1900 – “The wooded area of West Virginia is estimated at 18,400 square miles, or 73 per cent of the area of the State and most of this is occupied by timber of mercantable size and quantity.” (Henry Gannett)

1910 – The virgin forest area in 1910 is slightly over 1.5 million acres.

1920 – The original forest is completely depleted, except for a few isolated areas of small acerage.

It has been estimated that from 1879 to 1912, the total cut of lumber in West Virginia was more than 20 billion board feet. By far, the greater percentage of this was cut by band mills. This figure represents the lumber from 8,500,000 acres of virgin forest or more than 85 per cent of the total timbered area of the State. The total lumber cut in West Virginia between 1870 and 1920 was more than 30 billion board feet. This amount of lumber would build a boardwalk 127 feet wide and 2 inches thick around the circumference of the earth, or would make a walkway 13 feet wide and 2 inches thick the average distance to the moon.

The following pictures tell the story:

A cabinet- maker’s dream – poplar boards almost two feet wide. Good luck finding any today. Birch Valley Lumber Co., Tioga, 1916. © McClain Printing Company
Landing of white pine logs run down the river by the Pardee and Curtin Lumber Co., Sutton, Braxton County, 1897. Note the size of the logs. © McClain Printing Company
Another load of huge logs leaves a logging camp on the Cherry River at Curtin, Nicholas County, 1902. This region is due south of the Cranberry Wilderness. © McClain Printing Company
The first step in logging a new area is to build a railroad grade. Most of the railroad grades and track laid in West Virginia were built exclusively by Italian laborers, many of whom could not speak english. This grade was near the Cranberry Glades in the Cranberry Wilderness and is now part of FS 102. © McClain Printing Company

Once this huge band saw mill of the Parsons Pulp and Lumber Co. in Laneville (and another down the road) processed logs from the Dolly Sods/Roaring Plains region. Today, there is only a small collection of simple homes to mark the spot. © McClain Printing Company
Scene of mass destruction. This steam skidder is loading logs just above "The Forks" on the right prong of Red Creek. The picture shows that the now deeply forested hollows and spruce covered ridges of the Dolly Sods Wilderness were completely clear-cut by 1913. © McClain Printing Company
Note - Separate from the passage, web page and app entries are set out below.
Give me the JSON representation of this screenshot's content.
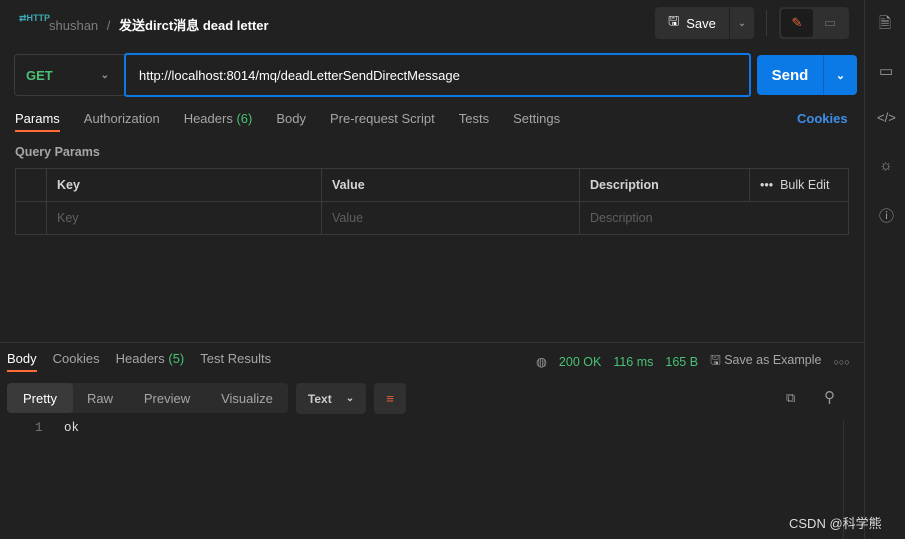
{
  "header": {
    "workspace": "shushan",
    "separator": "/",
    "request_name": "发送dirct消息 dead letter",
    "save_label": "Save"
  },
  "request": {
    "method": "GET",
    "url": "http://localhost:8014/mq/deadLetterSendDirectMessage",
    "send_label": "Send"
  },
  "request_tabs": [
    {
      "label": "Params"
    },
    {
      "label": "Authorization"
    },
    {
      "label": "Headers",
      "count": "(6)"
    },
    {
      "label": "Body"
    },
    {
      "label": "Pre-request Script"
    },
    {
      "label": "Tests"
    },
    {
      "label": "Settings"
    }
  ],
  "cookies_link": "Cookies",
  "query_params": {
    "title": "Query Params",
    "columns": [
      "Key",
      "Value",
      "Description"
    ],
    "bulk_edit": "Bulk Edit",
    "placeholders": [
      "Key",
      "Value",
      "Description"
    ]
  },
  "response": {
    "tabs": [
      {
        "label": "Body"
      },
      {
        "label": "Cookies"
      },
      {
        "label": "Headers",
        "count": "(5)"
      },
      {
        "label": "Test Results"
      }
    ],
    "status": "200 OK",
    "time": "116 ms",
    "size": "165 B",
    "save_example": "Save as Example",
    "views": [
      "Pretty",
      "Raw",
      "Preview",
      "Visualize"
    ],
    "format": "Text",
    "lines": [
      {
        "n": "1",
        "text": "ok"
      }
    ]
  },
  "watermark": "CSDN @科学熊",
  "colors": {
    "accent": "#0c7ae6",
    "active_tab": "#ff6c37",
    "success": "#49c275"
  }
}
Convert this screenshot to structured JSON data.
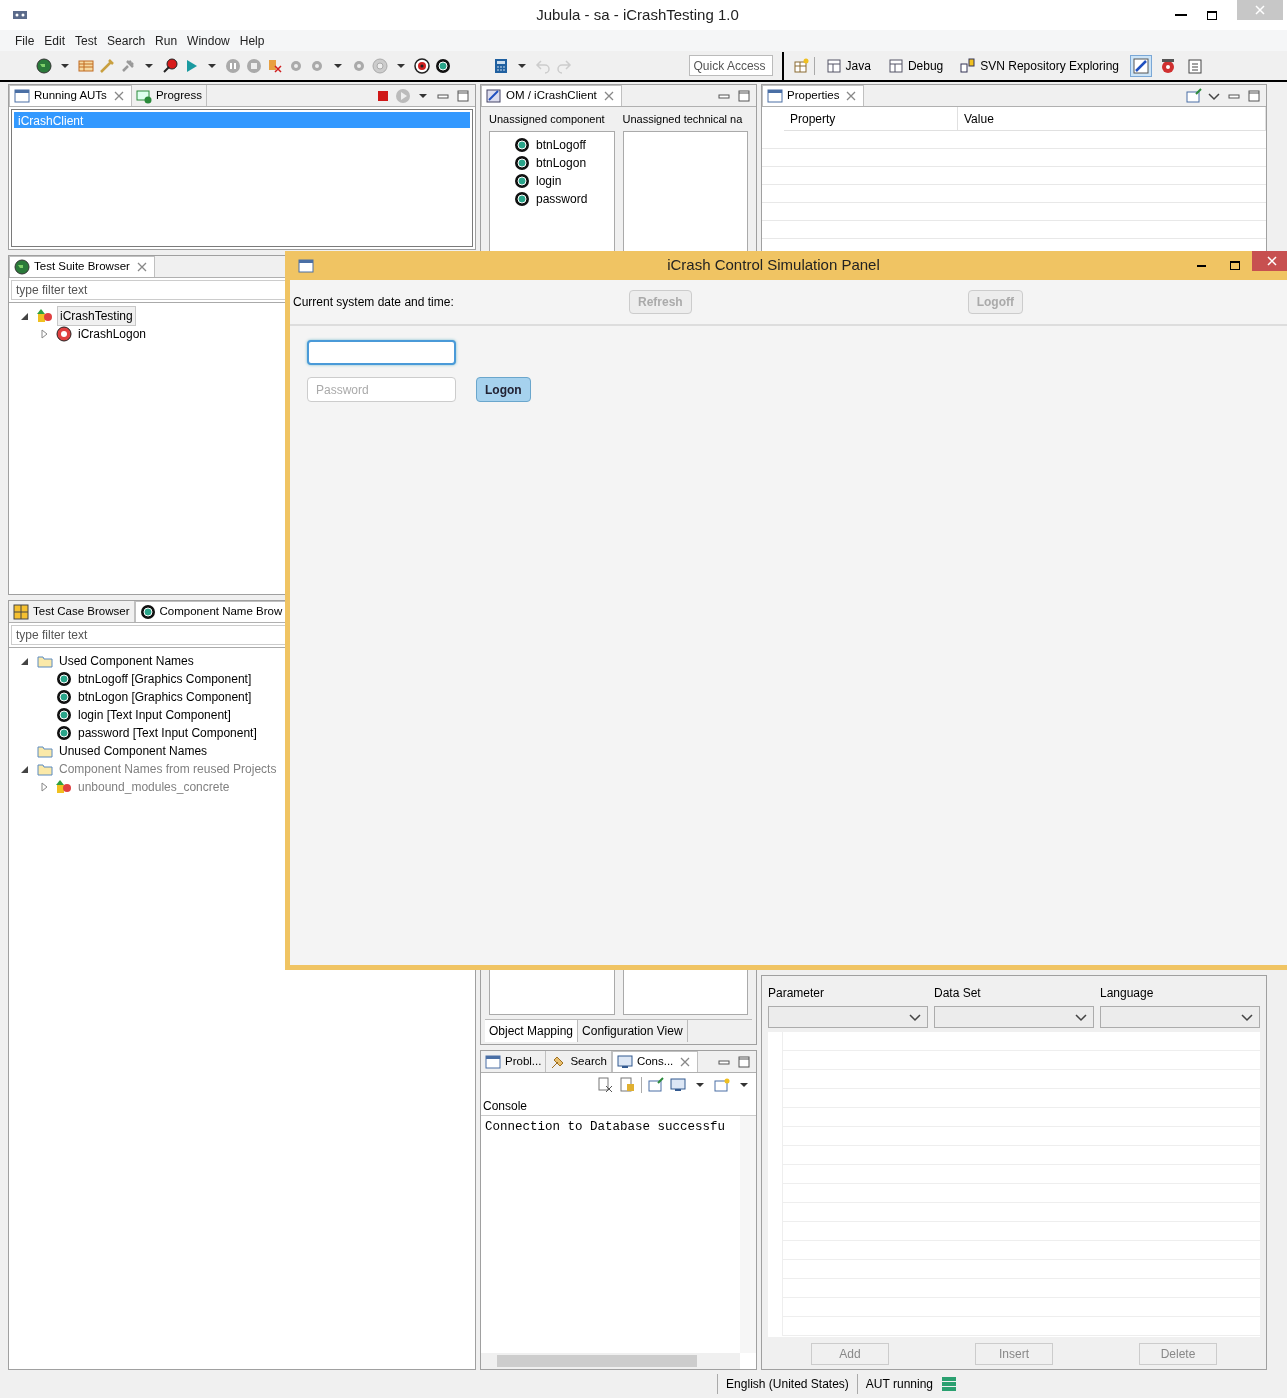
{
  "window": {
    "title": "Jubula - sa - iCrashTesting 1.0"
  },
  "menu": [
    "File",
    "Edit",
    "Test",
    "Search",
    "Run",
    "Window",
    "Help"
  ],
  "toolbar": {
    "quick_access": {
      "placeholder": "Quick Access"
    },
    "perspectives": [
      {
        "label": "Java"
      },
      {
        "label": "Debug"
      },
      {
        "label": "SVN Repository Exploring"
      }
    ],
    "icon_perspectives": [
      {
        "selected": true
      },
      {
        "selected": false
      },
      {
        "selected": false
      }
    ]
  },
  "running_auts": {
    "tabs": [
      {
        "label": "Running AUTs",
        "selected": true
      },
      {
        "label": "Progress",
        "selected": false
      }
    ],
    "items": [
      {
        "label": "iCrashClient",
        "selected": true
      }
    ]
  },
  "object_mapping": {
    "tab": "OM / iCrashClient",
    "columns": [
      "Unassigned component",
      "Unassigned technical na"
    ],
    "components": [
      "btnLogoff",
      "btnLogon",
      "login",
      "password"
    ],
    "bottom_tabs": [
      {
        "label": "Object Mapping",
        "selected": true
      },
      {
        "label": "Configuration View",
        "selected": false
      }
    ]
  },
  "properties": {
    "tab": "Properties",
    "columns": [
      "Property",
      "Value"
    ]
  },
  "test_suite_browser": {
    "tab": "Test Suite Browser",
    "filter": {
      "placeholder": "type filter text"
    },
    "tree": [
      {
        "label": "iCrashTesting",
        "kind": "project",
        "expanded": true,
        "selected": true,
        "disabled": false,
        "children": [
          {
            "label": "iCrashLogon",
            "kind": "suite",
            "expanded": false,
            "selected": false,
            "disabled": false
          }
        ]
      }
    ]
  },
  "test_case_browser": {
    "tabs": [
      {
        "label": "Test Case Browser",
        "selected": false
      },
      {
        "label": "Component Name Brow",
        "selected": true
      }
    ],
    "filter": {
      "placeholder": "type filter text"
    },
    "tree": [
      {
        "label": "Used Component Names",
        "kind": "folder",
        "expanded": true,
        "selected": false,
        "disabled": false,
        "children": [
          {
            "label": "btnLogoff [Graphics Component]",
            "kind": "component",
            "selected": false,
            "disabled": false
          },
          {
            "label": "btnLogon [Graphics Component]",
            "kind": "component",
            "selected": false,
            "disabled": false
          },
          {
            "label": "login [Text Input Component]",
            "kind": "component",
            "selected": false,
            "disabled": false
          },
          {
            "label": "password [Text Input Component]",
            "kind": "component",
            "selected": false,
            "disabled": false
          }
        ]
      },
      {
        "label": "Unused Component Names",
        "kind": "folder",
        "selected": false,
        "disabled": false
      },
      {
        "label": "Component Names from reused Projects",
        "kind": "folder",
        "expanded": true,
        "selected": false,
        "disabled": true,
        "children": [
          {
            "label": "unbound_modules_concrete",
            "kind": "project",
            "expanded": false,
            "selected": false,
            "disabled": true
          }
        ]
      }
    ]
  },
  "console": {
    "tabs": [
      {
        "label": "Probl...",
        "selected": false
      },
      {
        "label": "Search",
        "selected": false
      },
      {
        "label": "Cons...",
        "selected": true
      }
    ],
    "title": "Console",
    "lines": [
      "Connection to Database successfu"
    ]
  },
  "data_sets": {
    "columns": [
      "Parameter",
      "Data Set",
      "Language"
    ],
    "buttons": [
      {
        "label": "Add",
        "disabled": true
      },
      {
        "label": "Insert",
        "disabled": true
      },
      {
        "label": "Delete",
        "disabled": true
      }
    ]
  },
  "status_bar": {
    "locale": "English (United States)",
    "aut_status": "AUT running"
  },
  "dialog": {
    "title": "iCrash Control Simulation Panel",
    "date_label": "Current system date and time:",
    "buttons": [
      {
        "label": "Refresh",
        "disabled": true
      },
      {
        "label": "Logoff",
        "disabled": true
      }
    ],
    "login_field": {
      "focused": true
    },
    "password_field": {
      "placeholder": "Password"
    },
    "logon_button": "Logon"
  }
}
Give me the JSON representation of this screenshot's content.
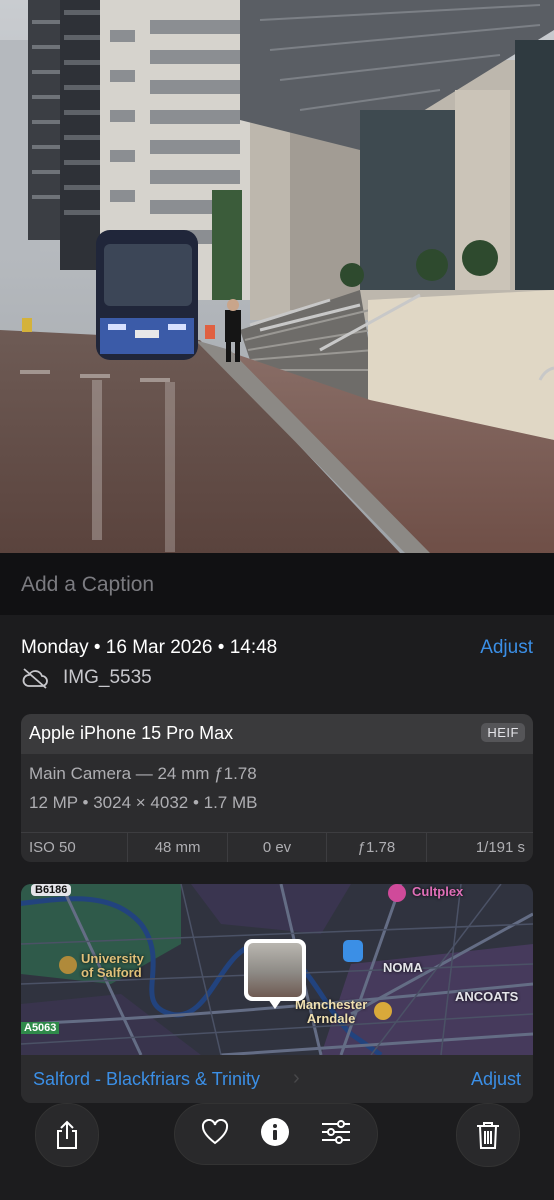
{
  "caption": {
    "placeholder": "Add a Caption"
  },
  "info": {
    "date": "Monday • 16 Mar 2026 • 14:48",
    "adjust_label": "Adjust",
    "filename": "IMG_5535"
  },
  "camera": {
    "device": "Apple iPhone 15 Pro Max",
    "format": "HEIF",
    "lens": "Main Camera — 24 mm ƒ1.78",
    "specs": "12 MP • 3024 × 4032 • 1.7 MB",
    "exif": [
      "ISO 50",
      "48 mm",
      "0 ev",
      "ƒ1.78",
      "1/191 s"
    ]
  },
  "map": {
    "labels": {
      "road_b6186": "B6186",
      "cultplex": "Cultplex",
      "university": "University\nof Salford",
      "noma": "NOMA",
      "ancoats": "ANCOATS",
      "manchester": "Manchester\nArndale",
      "road_a5063": "A5063"
    },
    "location_name": "Salford - Blackfriars & Trinity",
    "adjust_label": "Adjust"
  },
  "toolbar": {
    "share": "share-icon",
    "favorite": "heart-icon",
    "info": "info-icon",
    "edit": "sliders-icon",
    "delete": "trash-icon"
  },
  "colors": {
    "accent": "#3b8fe6",
    "sheet": "#1c1c1e",
    "card": "#2c2c2e"
  }
}
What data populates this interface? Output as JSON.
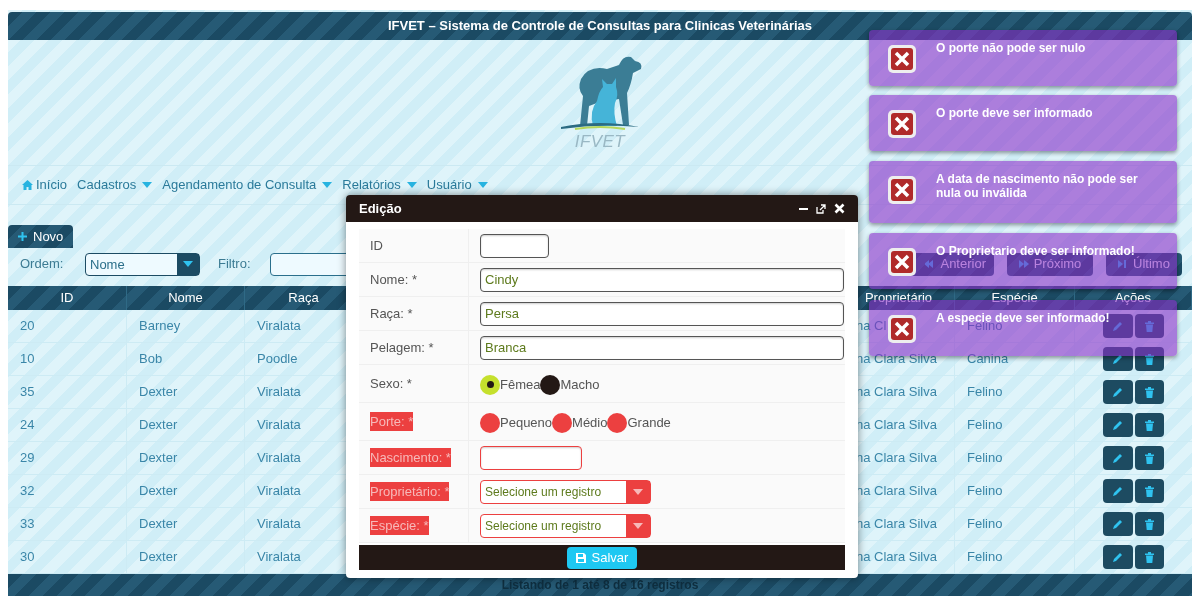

Now a favorite camping area in the Dolly Sods Wilderness, "The Forks" was previously the site of this logging camp of the Parson’s Pulp and Lumber Co. in 1909. © McClain Printing Company
Over one million feet of logs were in this landing on Red Creek – now part of the Dolly Sods Wilderness. Today, spruce trees have yet to re-seed and grow along the creek. © McClain Printing Company